McQueen’s stint at Givenchy (1996-2001) allowed for continued creative expression, this time drawing from French haute couture instead of the traditional British heritage. He served as chief designer whilst also working on his own line collections and famously pushed runway boundaries with his controversial ideas, for example, sending Aimee Mullins, a Paralympic athlete, down the runway on wooden legs with intricate carvings. He is a four-time awardee of the British Fashion Council British Designer of the Year, and his catwalk presentations were the most hotly anticipated events on the Fashion Week calendar season after season.
In 2000, the Gucci group bought a 51% stake in Alexander McQueen. Soon after, the designer left his position at Givenchy to focus solely on expanding his business. The label grew from strength to strength, with stores opening worldwide, in cities including L.A. and Beirut.
In the same year, Alexander McQueen appointed Sarah Burton as head of design for womenswear. After McQueen’s unexplained and unexpected death in 2010, Burton was promoted to creative director across the board. In 2011, McQueen’s contributions to fashion were honoured at the Metropolitan Museum of Art in New York City. Later, the Victoria and Albert Museum in London also paid homage with a showcase entitled “Savage Beauty,” which included many of his unforgettable creations.

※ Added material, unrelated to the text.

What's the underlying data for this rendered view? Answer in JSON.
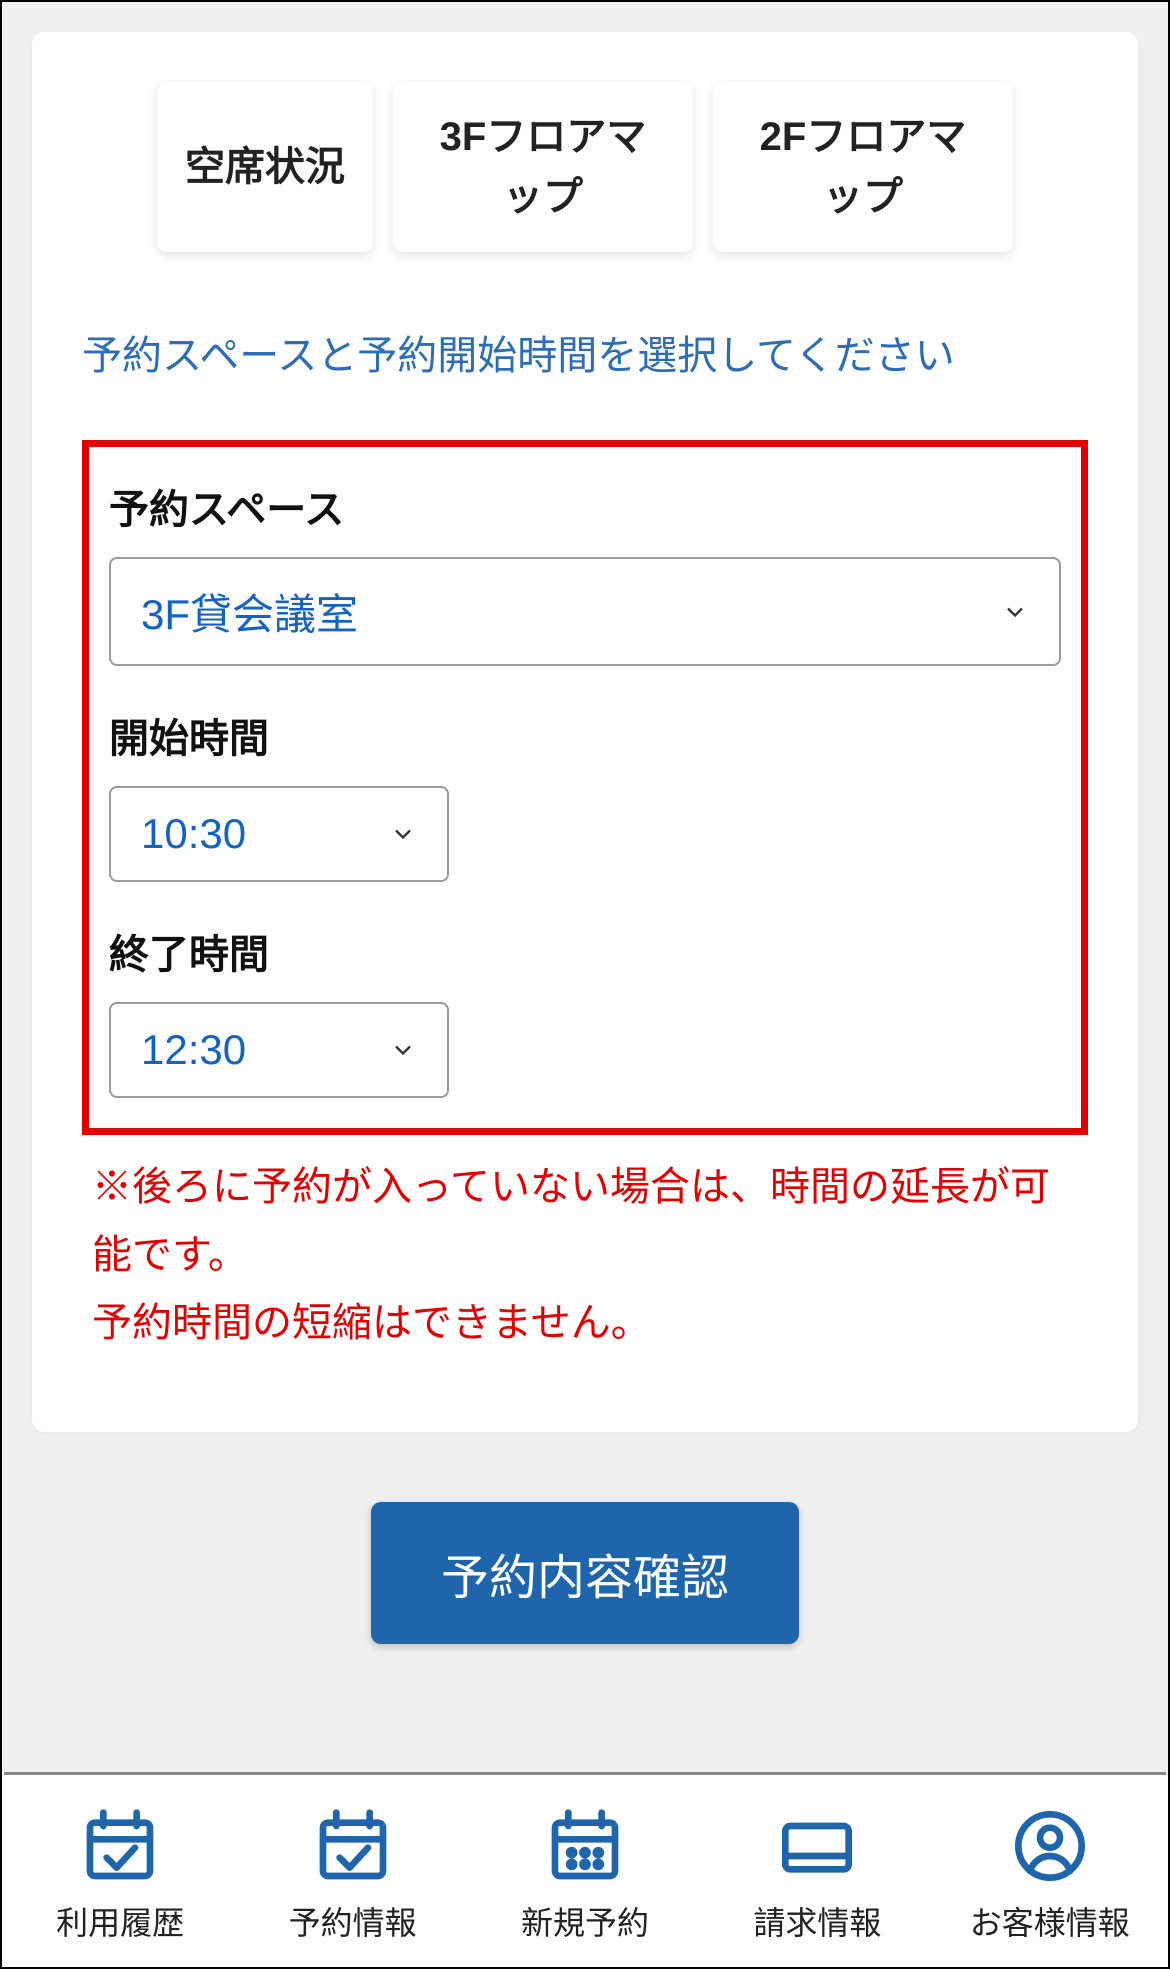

Now, as Burton continues to head up the fashion house, she takes the label in both new directions (having famously designed the Duchess of Cambridge’s wedding dress in 2012), as well as some that stay true to its founder’s established aesthetic. There’s an unexpected sharpness to the Autumn/Winter 2017 womenswear collection, which features shearling silhouettes and structured shoulders balanced with cinched waists that result in a look that is unmistakably McQueen.